Excerpts from an interface dataset
════════
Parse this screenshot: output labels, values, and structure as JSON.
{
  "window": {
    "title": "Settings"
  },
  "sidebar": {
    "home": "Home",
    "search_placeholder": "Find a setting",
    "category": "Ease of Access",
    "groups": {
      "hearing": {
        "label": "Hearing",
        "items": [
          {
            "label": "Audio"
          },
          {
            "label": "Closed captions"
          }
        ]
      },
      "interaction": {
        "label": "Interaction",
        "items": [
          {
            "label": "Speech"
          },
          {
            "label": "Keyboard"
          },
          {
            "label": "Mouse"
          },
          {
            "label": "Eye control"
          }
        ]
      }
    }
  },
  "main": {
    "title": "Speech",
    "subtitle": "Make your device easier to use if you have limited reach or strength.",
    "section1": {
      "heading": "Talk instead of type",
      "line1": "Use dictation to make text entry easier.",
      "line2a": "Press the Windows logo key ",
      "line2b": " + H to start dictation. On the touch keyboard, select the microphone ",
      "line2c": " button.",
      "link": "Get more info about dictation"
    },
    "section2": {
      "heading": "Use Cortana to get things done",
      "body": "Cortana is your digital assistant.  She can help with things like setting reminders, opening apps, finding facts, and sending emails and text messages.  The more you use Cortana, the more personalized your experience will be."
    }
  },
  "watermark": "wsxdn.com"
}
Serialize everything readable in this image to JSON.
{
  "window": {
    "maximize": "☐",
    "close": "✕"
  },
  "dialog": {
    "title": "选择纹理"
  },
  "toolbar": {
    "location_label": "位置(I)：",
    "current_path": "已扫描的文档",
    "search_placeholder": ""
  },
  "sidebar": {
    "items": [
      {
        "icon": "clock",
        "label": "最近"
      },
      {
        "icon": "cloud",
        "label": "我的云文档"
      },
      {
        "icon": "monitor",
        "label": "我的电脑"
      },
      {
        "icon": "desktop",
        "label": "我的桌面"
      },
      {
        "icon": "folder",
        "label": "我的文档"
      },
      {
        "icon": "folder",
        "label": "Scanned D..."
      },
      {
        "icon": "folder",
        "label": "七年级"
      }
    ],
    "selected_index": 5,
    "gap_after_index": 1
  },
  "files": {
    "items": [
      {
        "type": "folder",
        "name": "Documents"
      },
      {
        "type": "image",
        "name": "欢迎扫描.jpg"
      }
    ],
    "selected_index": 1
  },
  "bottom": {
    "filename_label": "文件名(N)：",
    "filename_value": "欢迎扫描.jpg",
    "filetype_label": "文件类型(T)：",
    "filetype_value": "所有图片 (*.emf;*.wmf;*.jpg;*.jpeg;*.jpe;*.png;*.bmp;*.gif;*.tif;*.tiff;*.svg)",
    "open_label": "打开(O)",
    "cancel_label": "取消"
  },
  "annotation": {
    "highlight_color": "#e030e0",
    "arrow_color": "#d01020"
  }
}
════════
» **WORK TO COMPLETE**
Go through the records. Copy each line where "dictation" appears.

» **SOLUTION FOR THIS EXERCISE**
      "line1": "Use dictation to make text entry easier.",
      "line2b": " + H to start dictation. On the touch keyboard, select the microphone ",
      "link": "Get more info about dictation"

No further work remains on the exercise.